Supper, the Last
Supper, The Last is a modern phrase often used to designate the Lord's Supper, in view of the fact that it was the last meal of which Jesus partook with his disciples (Mt 26:29; Mr 14:25; Lu 22:18). The circumstances of the repast have been so fully discussed in preceding articles, that it remains to consider more particularly only one feature, namely, the relative position of the gtiests at the table; as this reflects special light upon several incidents and expressions in the narratives of the evangelists.
1. The place of Peter would properly be that of honor among the disciples; and it is agreed upon all hands that such was by custom the uppermost or left-hand one on the highest or left-hand wing of the triclinium or dinner- bed, reckoned according to the fact that the guests reclined upon their left side (so as to leave the right hand free for eating with), each facing the person next below. In this arrangement also he would be the first to whom the Master would come for the foot-washing, as is evident from the account of that incident ("began," Joh 13:5). Moreover, he would thus be opposite John, and sufficiently removed from him to render "beckoning" necessary in order to ascertain through him the person of the traitor (Joh 13:24).
2. The interesting group of which the Lord himself formed the center consisted, besides him, of Judas and John, who were so situated that the latter, as he lay "in Jesus' bosom," could lean back (ἐπιπεσών, Joh 13:25, for which many read ἀναπεσών, both to be carefully distinguished from the ἀνακείμενος of the verse preceding), and whisper to the Master; and the former so located that he could readily receive the sop from the Master's hands.

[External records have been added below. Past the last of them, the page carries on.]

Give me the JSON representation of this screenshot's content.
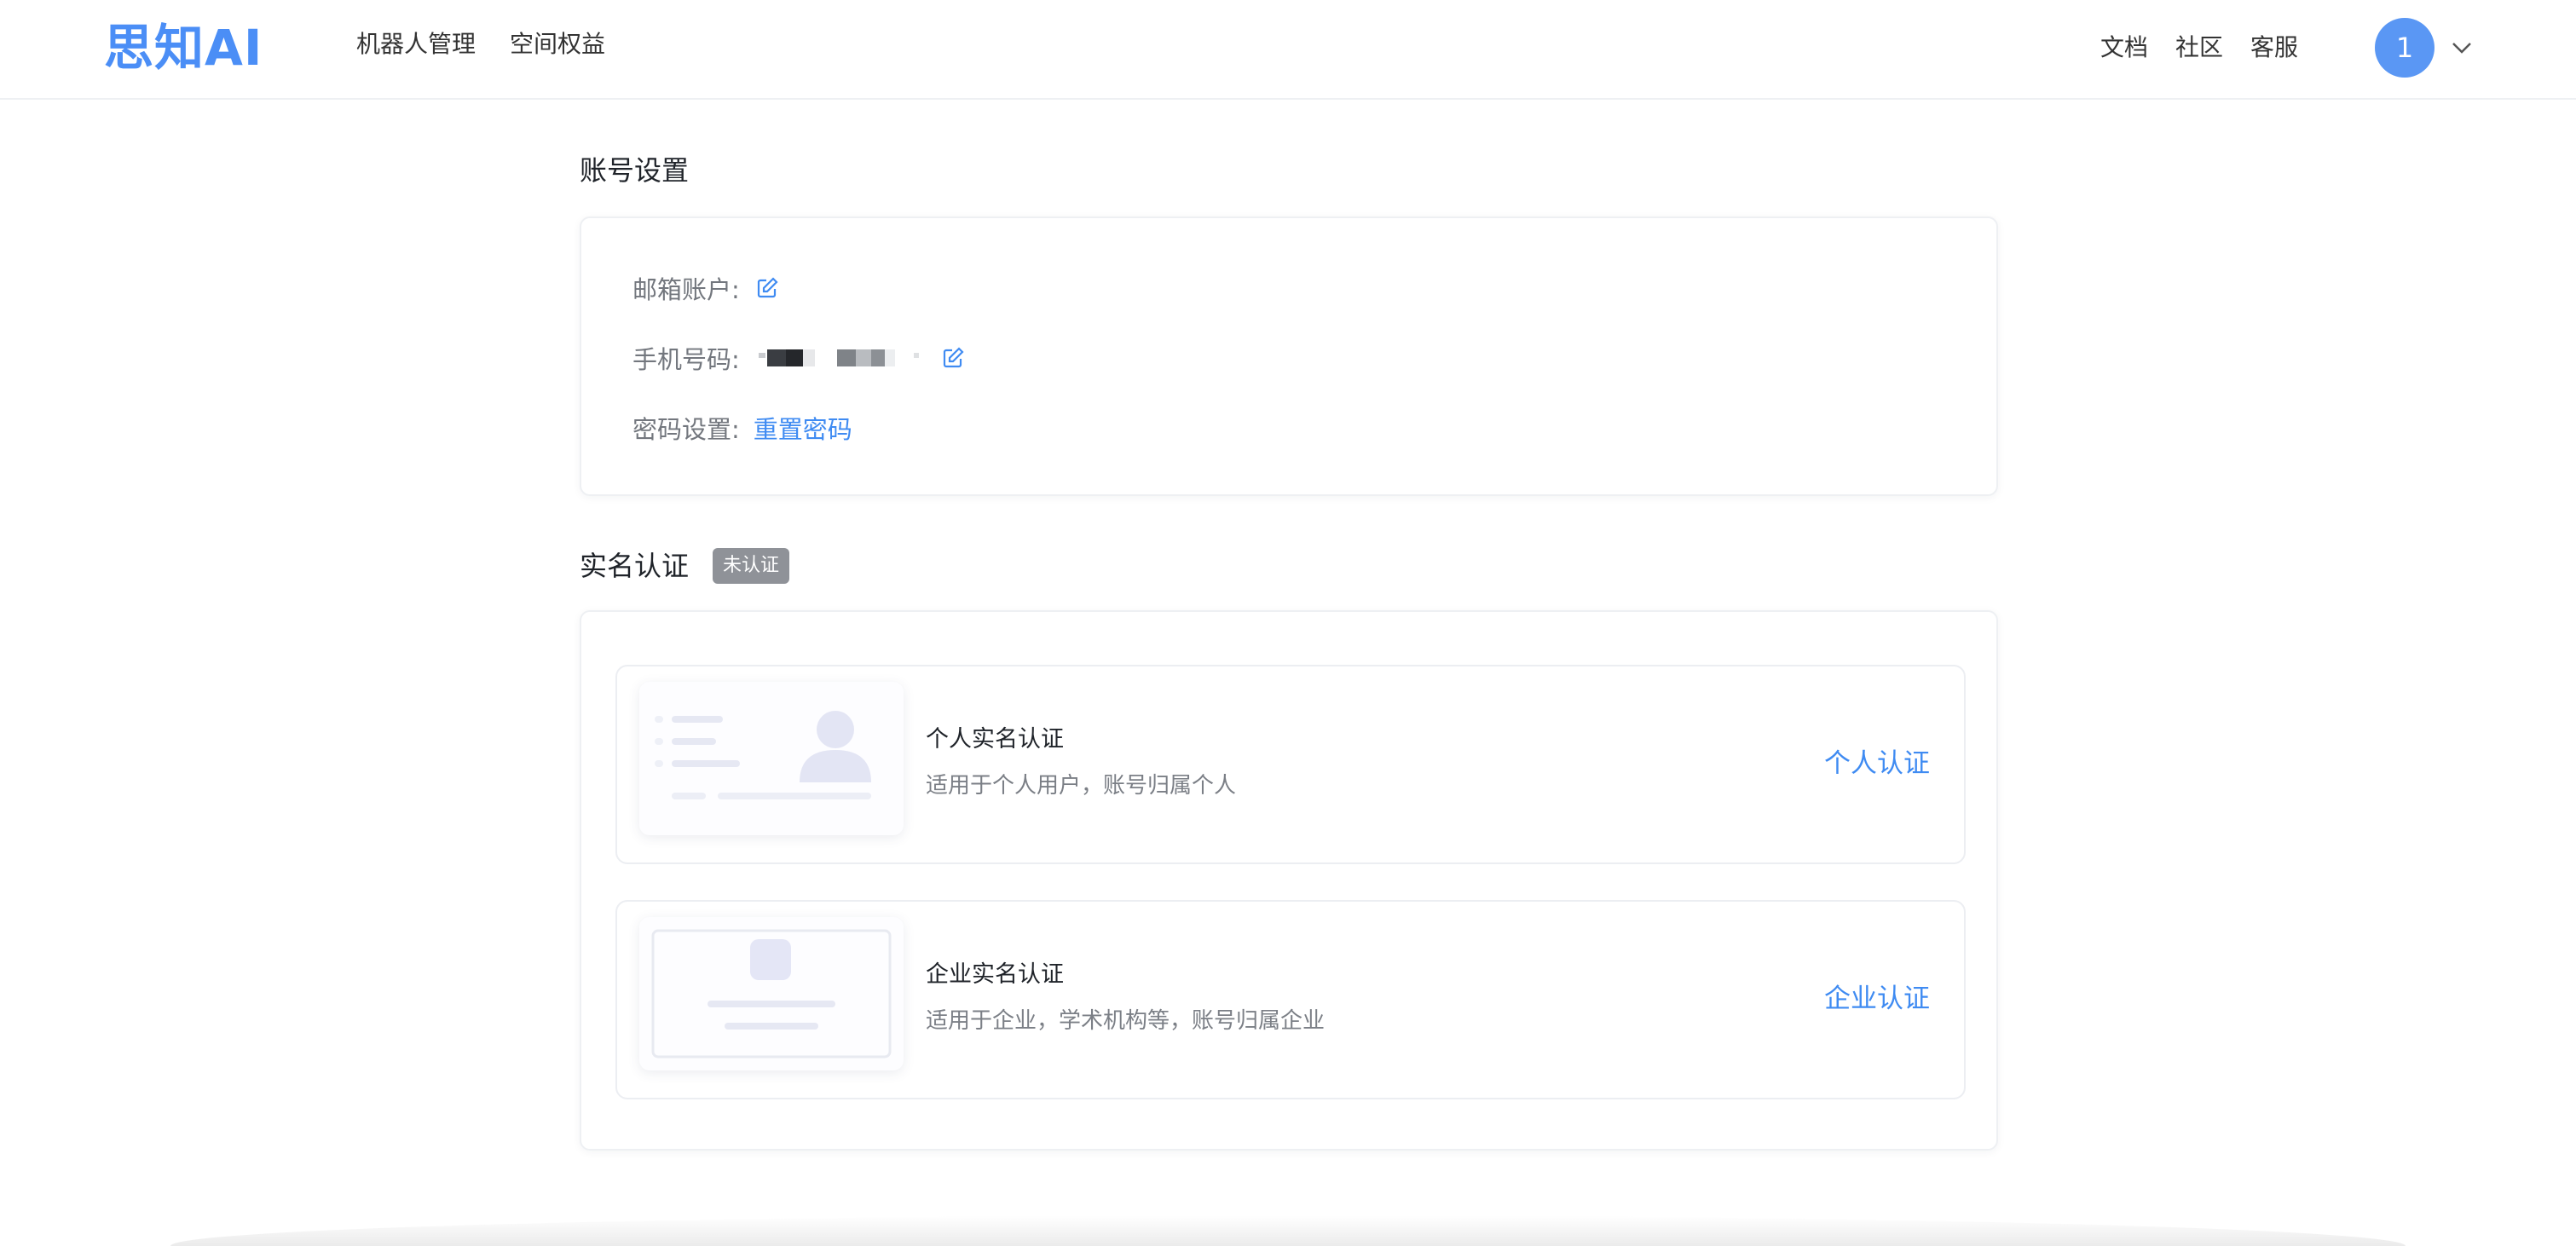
{
  "header": {
    "logo": "思知AI",
    "nav_left": [
      "机器人管理",
      "空间权益"
    ],
    "nav_right": [
      "文档",
      "社区",
      "客服"
    ],
    "avatar_text": "1",
    "accent_color": "#4b8ef6"
  },
  "account": {
    "title": "账号设置",
    "email_label": "邮箱账户:",
    "phone_label": "手机号码:",
    "password_label": "密码设置:",
    "reset_password": "重置密码"
  },
  "verification": {
    "title": "实名认证",
    "status_badge": "未认证",
    "personal": {
      "title": "个人实名认证",
      "desc": "适用于个人用户，账号归属个人",
      "action": "个人认证"
    },
    "enterprise": {
      "title": "企业实名认证",
      "desc": "适用于企业，学术机构等，账号归属企业",
      "action": "企业认证"
    }
  }
}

All this renders it plain that Judas occupied the honorable position above, i.e., at the back of Jesus; and John the next favored location below or just in front of him.
According to classical etiquette, the master or host reclined on the middle place of the middle bed; and in that case the arrangement of the whole would be as in the accompanying diagram (see Smith, Dict. of Class. Antiq. s.v., triclinium). This meets the ordinary sense of propriety also. But Edersheim maintains (Life and Times of Jesus, 2:494), from certain rabbinical notices, that the appropriate place for the giver of the feast was at the foot of the table, and in that case John would be exactly opposite Peter, at the other extreme of the entire series, as in the subjoined diagram. In this way, however, these two disciples would seem to be too near each other to suit the need of signs, since they could freely converse across the table; and they would not so fully face one another, since they would be reclining rather back to back. SEE ACCUBATION.